CourtneyArmstrong More than 1 year ago
Love this book not only for the sage advice in it, but also Karen Koenig's writing style. Karen is witty, straight forward, encouraging, and breaks her suggestions down into bite-size chunks you can easily digest. I delighted in the fact that this book hardly mentions food and is really a practical guide for how to take care of yourself and manage the daily challenges of life. The 8-life skills Karen covers seem so simple, yet most of us never learned how to apply them consistently because our parents didn't either. Karen gives terrific examples and compassionately guides you how to bring your life back into balance. And, you gotta love that one of the skills she includes is making time for pleasure and play. This is a book you can turn to again and again for support, encouragement, and emotional nourishment, which is really what we're all craving at the end of the day.
Anonymous More than 1 year ago
BeverlyMeyerson More than 1 year ago
I found Outsmarting Overeating by Karen R. Koenig so engaging that it was difficult to put down.  It’s a must-read for anyone who has eating issues.   The book is easy to read, presented in a relaxed style with humor. It is chock full of Karen’s expert advice, supported by scientific research and useful examples.   Even though food and eating is discussed in each chapter, the focus of the book is more about developing 8 critical life skills, including Handling Emotions, Problem Solving and Critical Thinking, and Self-Regulation. These life skills are then integrated into “normal” eating showing the reader, in detail, how applying these skills will improve their relationship with food.  Two important messages of the book are:  Be kind and compassionate to yourself.  And remember to take baby steps as you begin to think differently about eating, fitness and lifestyle. This book is a gold mine of information for anyone who needs guidance regulating their eating habits. 
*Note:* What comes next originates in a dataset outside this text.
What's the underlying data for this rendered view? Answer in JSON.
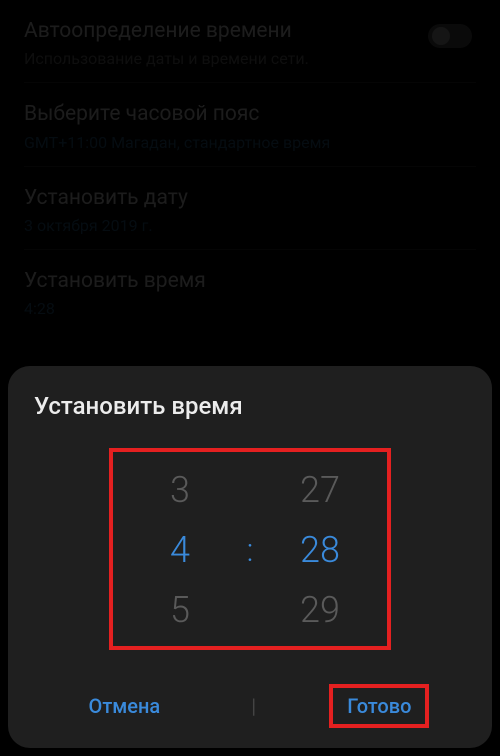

SheriNewton More than 1 year ago
Outsmarting Overeating by Karen R. Koenig is an excellent resource for people who need help with overeating. This book will help you with tips and tricks on what to do instead of eating when you are stressed, sad, angry, happy, or any emotion you are having that would trigger you to grab food. If you or someone you know needs help with this, be sure to check out this book! Outsmarting Overeating is a book that provides comfort without the extra calories. This author has thirty years of experience helping people with their weight struggles and learning how to use something other than food to help with emotions. She doesn’t promise that this book or tips included in it will happen and work for you overnight, it will take time, and commitment on your part to actually put them to use, but if you do, big changes can happen and that scale you step onto each morning can slowly start to go back down. Worth trying? I think so!  This is a great resource for people who overeat, I definitely recommend it to people who have problems with this.  * Thank you to the publisher of Outsmarting Overeating, New World Library, for providing me with a copy of this book for review. All opinions expressed are my own.